■ **Task description**
Should a line below contain the word "seda", report it.

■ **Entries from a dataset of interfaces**
====================

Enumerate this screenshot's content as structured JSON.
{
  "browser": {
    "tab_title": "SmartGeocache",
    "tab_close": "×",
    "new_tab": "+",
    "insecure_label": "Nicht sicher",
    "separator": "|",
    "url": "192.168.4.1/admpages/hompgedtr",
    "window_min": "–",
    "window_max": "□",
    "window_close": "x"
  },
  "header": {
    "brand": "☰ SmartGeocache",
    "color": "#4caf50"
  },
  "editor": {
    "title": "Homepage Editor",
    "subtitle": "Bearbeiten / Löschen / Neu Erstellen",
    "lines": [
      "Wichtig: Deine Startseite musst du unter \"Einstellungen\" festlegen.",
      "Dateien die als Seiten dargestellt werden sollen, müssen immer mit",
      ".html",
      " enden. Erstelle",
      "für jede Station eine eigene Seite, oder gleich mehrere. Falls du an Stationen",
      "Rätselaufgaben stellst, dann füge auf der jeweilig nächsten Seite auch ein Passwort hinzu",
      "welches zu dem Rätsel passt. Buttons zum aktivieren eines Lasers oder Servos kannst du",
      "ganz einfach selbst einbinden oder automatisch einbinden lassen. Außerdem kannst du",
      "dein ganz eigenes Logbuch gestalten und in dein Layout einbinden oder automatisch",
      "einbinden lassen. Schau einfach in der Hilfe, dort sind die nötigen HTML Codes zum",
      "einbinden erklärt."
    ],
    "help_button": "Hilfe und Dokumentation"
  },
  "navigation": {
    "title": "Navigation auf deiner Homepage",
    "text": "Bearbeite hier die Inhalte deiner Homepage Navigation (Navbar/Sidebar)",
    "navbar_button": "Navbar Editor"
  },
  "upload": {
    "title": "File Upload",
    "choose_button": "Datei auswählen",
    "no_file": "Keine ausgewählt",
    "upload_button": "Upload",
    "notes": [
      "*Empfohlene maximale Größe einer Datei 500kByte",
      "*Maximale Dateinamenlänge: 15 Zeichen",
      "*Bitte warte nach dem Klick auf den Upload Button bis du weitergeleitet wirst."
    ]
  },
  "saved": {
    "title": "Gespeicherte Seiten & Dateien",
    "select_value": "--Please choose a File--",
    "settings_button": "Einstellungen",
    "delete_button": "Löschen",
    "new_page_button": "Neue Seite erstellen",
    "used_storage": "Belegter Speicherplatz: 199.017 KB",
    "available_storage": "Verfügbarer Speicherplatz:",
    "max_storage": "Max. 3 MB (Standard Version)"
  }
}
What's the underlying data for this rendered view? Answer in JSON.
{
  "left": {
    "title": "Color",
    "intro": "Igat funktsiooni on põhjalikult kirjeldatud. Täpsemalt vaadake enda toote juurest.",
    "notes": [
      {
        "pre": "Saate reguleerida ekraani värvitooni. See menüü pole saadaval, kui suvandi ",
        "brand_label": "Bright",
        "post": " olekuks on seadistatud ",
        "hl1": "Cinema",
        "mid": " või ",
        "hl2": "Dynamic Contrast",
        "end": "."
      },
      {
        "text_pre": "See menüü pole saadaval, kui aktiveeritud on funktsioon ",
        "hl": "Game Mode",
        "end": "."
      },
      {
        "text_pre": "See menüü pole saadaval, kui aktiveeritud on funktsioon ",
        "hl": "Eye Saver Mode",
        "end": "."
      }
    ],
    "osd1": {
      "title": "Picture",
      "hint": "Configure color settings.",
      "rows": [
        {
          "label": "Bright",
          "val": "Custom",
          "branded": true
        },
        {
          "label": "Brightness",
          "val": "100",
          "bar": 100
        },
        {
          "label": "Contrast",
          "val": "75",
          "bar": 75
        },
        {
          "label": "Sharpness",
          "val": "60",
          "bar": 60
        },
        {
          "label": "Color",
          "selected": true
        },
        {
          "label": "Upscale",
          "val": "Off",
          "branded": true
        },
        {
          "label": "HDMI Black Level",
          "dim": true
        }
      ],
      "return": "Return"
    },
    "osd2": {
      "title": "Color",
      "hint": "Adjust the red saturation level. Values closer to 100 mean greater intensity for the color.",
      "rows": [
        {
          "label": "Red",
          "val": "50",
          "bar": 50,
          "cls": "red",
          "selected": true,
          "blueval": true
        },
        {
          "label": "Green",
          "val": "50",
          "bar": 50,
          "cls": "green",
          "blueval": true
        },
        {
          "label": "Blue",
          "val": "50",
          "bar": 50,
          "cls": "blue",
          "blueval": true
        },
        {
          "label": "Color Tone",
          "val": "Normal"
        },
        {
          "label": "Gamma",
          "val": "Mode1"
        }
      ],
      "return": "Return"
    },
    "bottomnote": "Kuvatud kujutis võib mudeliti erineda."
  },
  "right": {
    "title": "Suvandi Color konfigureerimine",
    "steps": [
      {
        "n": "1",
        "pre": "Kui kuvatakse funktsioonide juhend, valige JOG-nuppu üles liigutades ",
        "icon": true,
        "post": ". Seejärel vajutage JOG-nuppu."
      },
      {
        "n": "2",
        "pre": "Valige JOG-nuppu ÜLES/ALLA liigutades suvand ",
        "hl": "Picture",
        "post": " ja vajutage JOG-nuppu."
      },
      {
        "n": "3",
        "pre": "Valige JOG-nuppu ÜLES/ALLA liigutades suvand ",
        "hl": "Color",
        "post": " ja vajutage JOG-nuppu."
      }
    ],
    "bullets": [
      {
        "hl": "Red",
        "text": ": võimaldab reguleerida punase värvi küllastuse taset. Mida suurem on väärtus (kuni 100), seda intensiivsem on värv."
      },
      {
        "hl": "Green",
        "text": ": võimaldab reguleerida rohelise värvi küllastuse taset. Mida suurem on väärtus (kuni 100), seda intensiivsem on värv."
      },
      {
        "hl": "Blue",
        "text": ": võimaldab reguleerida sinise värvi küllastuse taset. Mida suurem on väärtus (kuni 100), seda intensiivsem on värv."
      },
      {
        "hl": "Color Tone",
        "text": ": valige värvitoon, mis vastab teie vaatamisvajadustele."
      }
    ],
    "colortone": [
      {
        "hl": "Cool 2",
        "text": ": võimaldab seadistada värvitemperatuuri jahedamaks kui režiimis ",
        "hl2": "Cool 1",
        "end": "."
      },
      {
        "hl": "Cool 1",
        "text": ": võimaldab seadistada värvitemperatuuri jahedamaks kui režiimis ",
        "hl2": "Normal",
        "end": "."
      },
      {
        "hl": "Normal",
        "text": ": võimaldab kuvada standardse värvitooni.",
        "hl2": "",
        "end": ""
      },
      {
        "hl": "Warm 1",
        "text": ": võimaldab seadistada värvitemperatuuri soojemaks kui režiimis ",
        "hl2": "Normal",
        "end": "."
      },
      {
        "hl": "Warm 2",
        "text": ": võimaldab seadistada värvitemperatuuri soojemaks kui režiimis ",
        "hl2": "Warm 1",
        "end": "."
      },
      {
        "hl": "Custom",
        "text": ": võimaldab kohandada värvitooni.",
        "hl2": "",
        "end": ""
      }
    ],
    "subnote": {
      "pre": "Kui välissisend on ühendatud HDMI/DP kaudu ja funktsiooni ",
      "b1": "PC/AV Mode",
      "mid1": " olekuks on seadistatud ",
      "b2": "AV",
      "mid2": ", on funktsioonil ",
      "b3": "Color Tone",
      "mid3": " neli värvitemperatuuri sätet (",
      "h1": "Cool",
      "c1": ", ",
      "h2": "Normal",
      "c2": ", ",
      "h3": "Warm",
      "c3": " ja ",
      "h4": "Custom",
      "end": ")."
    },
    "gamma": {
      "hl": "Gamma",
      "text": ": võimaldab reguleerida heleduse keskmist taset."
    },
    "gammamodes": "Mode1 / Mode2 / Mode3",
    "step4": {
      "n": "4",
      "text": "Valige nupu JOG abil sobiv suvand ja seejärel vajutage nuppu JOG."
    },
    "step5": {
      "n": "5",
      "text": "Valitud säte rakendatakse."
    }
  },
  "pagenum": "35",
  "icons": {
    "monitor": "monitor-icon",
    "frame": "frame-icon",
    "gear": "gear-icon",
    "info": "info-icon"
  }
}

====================

■ **Solution**
        "text": ": võimaldab reguleerida punase värvi küllastuse taset. Mida suurem on väärtus (kuni 100), seda intensiivsem on värv."
        "text": ": võimaldab reguleerida rohelise värvi küllastuse taset. Mida suurem on väärtus (kuni 100), seda intensiivsem on värv."
        "text": ": võimaldab reguleerida sinise värvi küllastuse taset. Mida suurem on väärtus (kuni 100), seda intensiivsem on värv."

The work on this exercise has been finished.